Years late and millions of pounds over budget – it sounds like a description of a government IT project or delayed defence contract. But no, today marks the opening of the Firstsite arts centre in Colchester – the latest in a swathe of regional arts centres to have been created with Arts Council lottery grants.
Firstsite, which hopes to attract 150,000 visitors in its first year, was due to open in 2008 and cost £16.5m – it actually cost £28m.
It is the latest, and probably the last for a long while, in a series of arts centres to open across England in recent years – many getting huge subsidies despite falling visitor figures.
While there is no disputing their value to visitors, in many cases these are too few, prompting questions about the cost of publicly funded arts. Subsidies at some exhibits, when running costs are set against footfall, can be as high as £44 per visitor, the cost at the MK Gallery in Milton Keynes.
The Baltic Centre for Contemporary Art is the most popular regional venue, with 400,000 visitors a year – down from 628,000 in 2002. It is followed by Nottingham Contemporary, which has seen annual attendance fall from 290,000 to 200,000, but has a subsidy worth £6 per visitor. And the New Art Gallery Walsall had 200,000 visitors last year – down from 236,000 in 2000.
The Public in West Bromwich, which has seen 330,000 visitors since opening in August 2009, cost £72m to create – half the cost of London's Tate Modern. The MK Gallery, which drew just 20,000 people last year, has annual running costs of almost £900,000, described by a spokesperson as "essential" in providing free access to art.

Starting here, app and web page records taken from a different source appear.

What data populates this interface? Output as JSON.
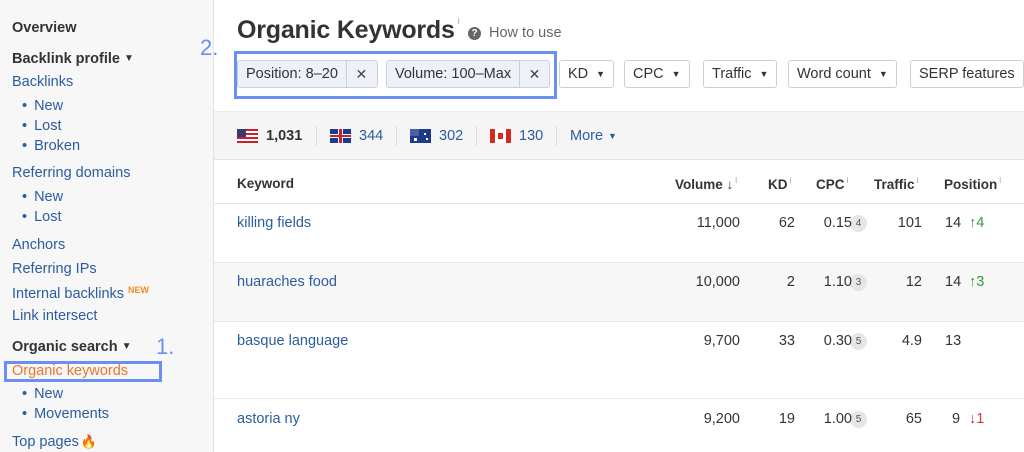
{
  "sidebar": {
    "overview": "Overview",
    "backlink_profile": "Backlink profile",
    "backlinks": "Backlinks",
    "backlinks_sub": [
      "New",
      "Lost",
      "Broken"
    ],
    "referring_domains": "Referring domains",
    "referring_domains_sub": [
      "New",
      "Lost"
    ],
    "anchors": "Anchors",
    "referring_ips": "Referring IPs",
    "internal_backlinks": "Internal backlinks",
    "new_badge": "NEW",
    "link_intersect": "Link intersect",
    "organic_search": "Organic search",
    "organic_keywords": "Organic keywords",
    "organic_sub": [
      "New",
      "Movements"
    ],
    "top_pages": "Top pages"
  },
  "annotations": {
    "step1": "1.",
    "step2": "2."
  },
  "page": {
    "title": "Organic Keywords",
    "title_info": "i",
    "how_to_use": "How to use"
  },
  "filters": {
    "active": [
      "Position: 8–20",
      "Volume: 100–Max"
    ],
    "dropdowns": [
      "KD",
      "CPC",
      "Traffic",
      "Word count",
      "SERP features"
    ]
  },
  "countries": [
    {
      "code": "US",
      "count": "1,031"
    },
    {
      "code": "GB",
      "count": "344"
    },
    {
      "code": "AU",
      "count": "302"
    },
    {
      "code": "CA",
      "count": "130"
    }
  ],
  "more_label": "More",
  "table": {
    "headers": [
      "Keyword",
      "Volume",
      "KD",
      "CPC",
      "Traffic",
      "Position"
    ],
    "rows": [
      {
        "keyword": "killing fields",
        "words": "4",
        "volume": "11,000",
        "kd": "62",
        "cpc": "0.15",
        "traffic": "101",
        "position": "14",
        "change": "↑4",
        "dir": "up"
      },
      {
        "keyword": "huaraches food",
        "words": "3",
        "volume": "10,000",
        "kd": "2",
        "cpc": "1.10",
        "traffic": "12",
        "position": "14",
        "change": "↑3",
        "dir": "up"
      },
      {
        "keyword": "basque language",
        "words": "5",
        "volume": "9,700",
        "kd": "33",
        "cpc": "0.30",
        "traffic": "4.9",
        "position": "13",
        "change": "",
        "dir": "none"
      },
      {
        "keyword": "astoria ny",
        "words": "5",
        "volume": "9,200",
        "kd": "19",
        "cpc": "1.00",
        "traffic": "65",
        "position": "9",
        "change": "↓1",
        "dir": "down"
      }
    ]
  },
  "colors": {
    "link": "#2b5c9f",
    "accent": "#e8772e",
    "annotation": "#6b8ef2",
    "up": "#3a9a3a",
    "down": "#d23a3a"
  }
}
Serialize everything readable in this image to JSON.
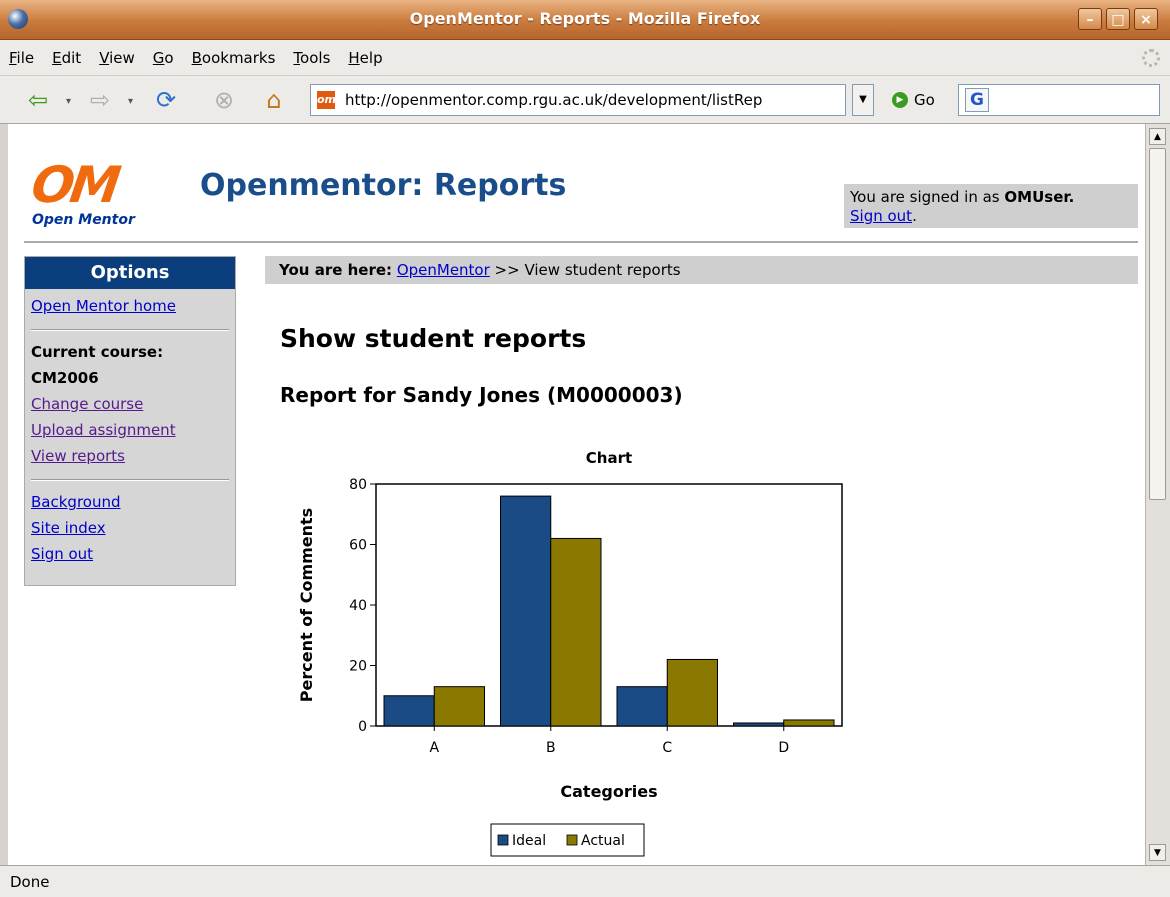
{
  "window": {
    "title": "OpenMentor - Reports - Mozilla Firefox"
  },
  "menu": [
    "File",
    "Edit",
    "View",
    "Go",
    "Bookmarks",
    "Tools",
    "Help"
  ],
  "toolbar": {
    "url": "http://openmentor.comp.rgu.ac.uk/development/listRep",
    "go_label": "Go",
    "search_logo": "G"
  },
  "status": "Done",
  "page": {
    "logo_text": "Open Mentor",
    "title": "Openmentor: Reports",
    "signin_prefix": "You are signed in as ",
    "signin_user": "OMUser.",
    "signout_link": "Sign out",
    "signin_suffix": ".",
    "breadcrumb": {
      "label": "You are here:",
      "link": "OpenMentor",
      "rest": " >> View student reports"
    },
    "heading": "Show student reports",
    "subheading": "Report for Sandy Jones (M0000003)"
  },
  "sidebar": {
    "title": "Options",
    "home": "Open Mentor home",
    "current_label": "Current course:",
    "current_course": "CM2006",
    "change": "Change course",
    "upload": "Upload assignment",
    "view": "View reports",
    "background": "Background",
    "site_index": "Site index",
    "sign_out": "Sign out"
  },
  "chart_data": {
    "type": "bar",
    "title": "Chart",
    "xlabel": "Categories",
    "ylabel": "Percent of Comments",
    "categories": [
      "A",
      "B",
      "C",
      "D"
    ],
    "series": [
      {
        "name": "Ideal",
        "values": [
          10,
          76,
          13,
          1
        ],
        "color": "#1b4b85"
      },
      {
        "name": "Actual",
        "values": [
          13,
          62,
          22,
          2
        ],
        "color": "#8a7800"
      }
    ],
    "ylim": [
      0,
      80
    ],
    "yticks": [
      0,
      20,
      40,
      60,
      80
    ],
    "grid": false,
    "legend": "bottom"
  }
}
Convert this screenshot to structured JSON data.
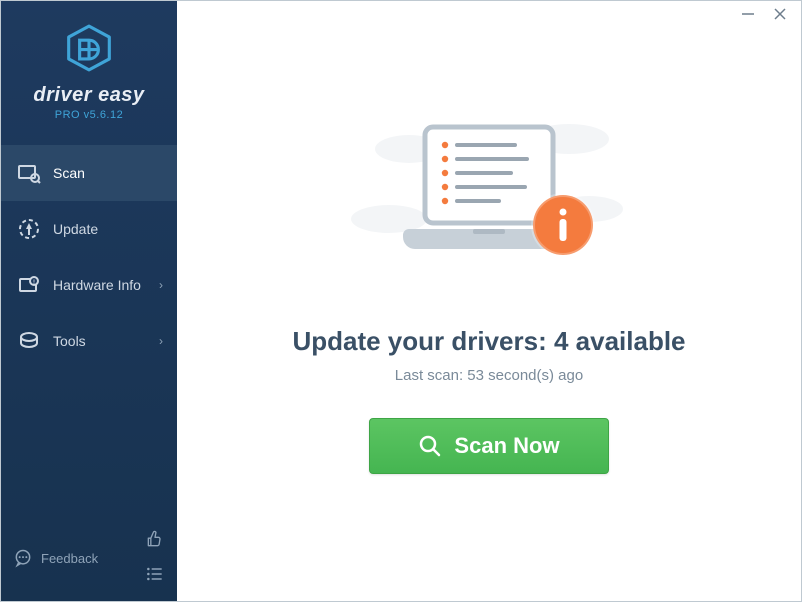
{
  "brand": {
    "name": "driver easy",
    "version": "PRO v5.6.12"
  },
  "sidebar": {
    "items": [
      {
        "label": "Scan"
      },
      {
        "label": "Update"
      },
      {
        "label": "Hardware Info"
      },
      {
        "label": "Tools"
      }
    ],
    "feedback_label": "Feedback"
  },
  "main": {
    "headline": "Update your drivers: 4 available",
    "subline": "Last scan: 53 second(s) ago",
    "scan_button": "Scan Now"
  },
  "colors": {
    "accent_green": "#4fbf57",
    "accent_orange": "#f47b3e",
    "sidebar_bg": "#1e3a5f",
    "text_dark": "#3a5066"
  }
}
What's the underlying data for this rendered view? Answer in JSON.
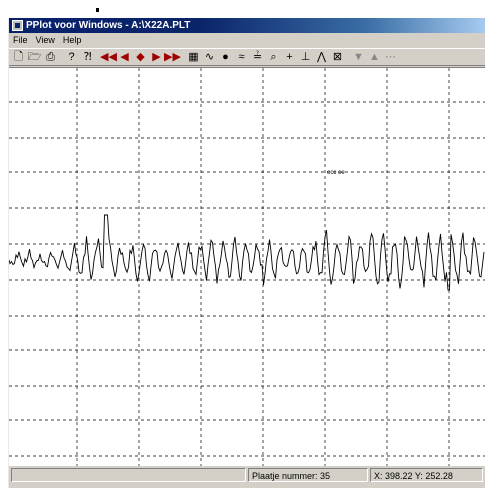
{
  "window": {
    "title": "PPlot voor Windows - A:\\X22A.PLT"
  },
  "menu": [
    "File",
    "View",
    "Help"
  ],
  "toolbar": {
    "icons": [
      "new-icon",
      "open-icon",
      "print-icon",
      "help-icon",
      "context-help-icon",
      "first-icon",
      "prev-icon",
      "step-icon",
      "next-icon",
      "last-icon",
      "grid-icon",
      "wave-icon",
      "filter-icon",
      "smooth-icon",
      "scale-icon",
      "zoom-icon",
      "crosshair-icon",
      "marker-icon",
      "peak-icon",
      "fit-icon",
      "arrow-down-icon",
      "arrow-up-icon",
      "more-icon"
    ]
  },
  "plot": {
    "annotation": "ecc ee"
  },
  "status": {
    "plate": "Plaatje nummer: 35",
    "coords": "X: 398.22 Y: 252.28"
  }
}
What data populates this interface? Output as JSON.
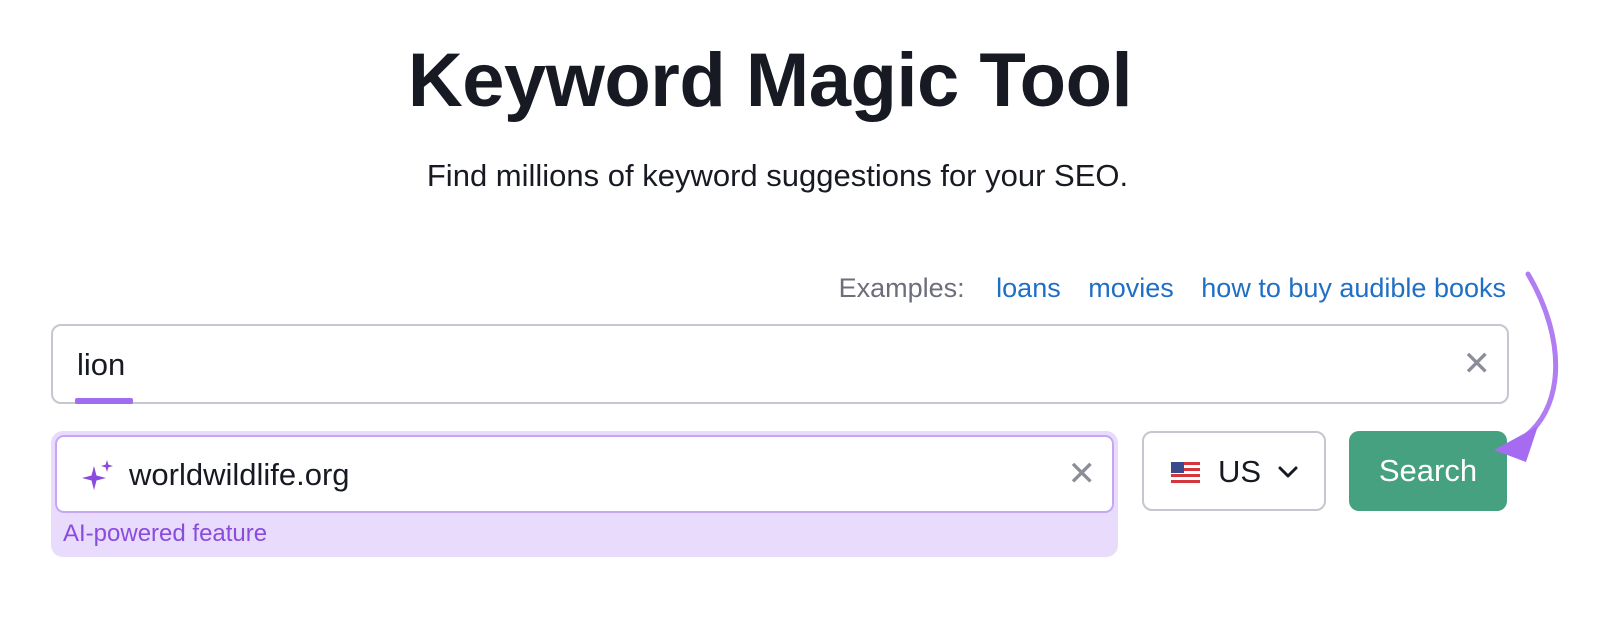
{
  "header": {
    "title": "Keyword Magic Tool",
    "subtitle": "Find millions of keyword suggestions for your SEO."
  },
  "examples": {
    "label": "Examples:",
    "links": [
      "loans",
      "movies",
      "how to buy audible books"
    ]
  },
  "keyword_input": {
    "value": "lion",
    "clear_icon": "close-icon"
  },
  "domain_input": {
    "value": "worldwildlife.org",
    "icon": "sparkle-icon",
    "clear_icon": "close-icon",
    "feature_label": "AI-powered feature"
  },
  "country_select": {
    "value": "US",
    "flag_icon": "us-flag-icon",
    "dropdown_icon": "chevron-down-icon"
  },
  "search_button": {
    "label": "Search"
  },
  "colors": {
    "accent_purple": "#a06cf0",
    "link_blue": "#1f6fc5",
    "search_green": "#45a180",
    "ai_panel_bg": "#e9dbfb"
  }
}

In contrast, Margate's Turner Contemporary has had 238,000 visitors since it opened six months ago. And 245,000 have been to the Hepworth, in Wakefield, since it opened this May. But whether either can sustain these levels of attendance remains to be seen.
Some venues are to get Arts Council funding increases, rather than cuts, over the next few years. One, the Middlesbrough Institute of Modern Art (Mima) will see its funding more than double to £533,000 by 2015 despite visitor numbers dropping from 158,000 in 2007/08 to 128,000 this year.
A Mima spokesperson defended the subsidy as "more than outweighed" by economic and cultural benefits to the area.
But John O'Connell, of the TaxPayers' Alliance, said: "We've seen huge projects costing a fortune lie empty because there was no demand. That means that taxpayers pay a very heavy price for the policy whims of bureaucrats."
Stephen Snoddy, the director of the New Art Gallery Walsall, said: "I've been involved with three lottery projects and the general pattern is the first year is the highest and then at about 18 months the figures dip and level out."
A spokesman from the Arts Council yesterday defended regional arts centres as "one of the great cultural success stories of recent years".Reuse content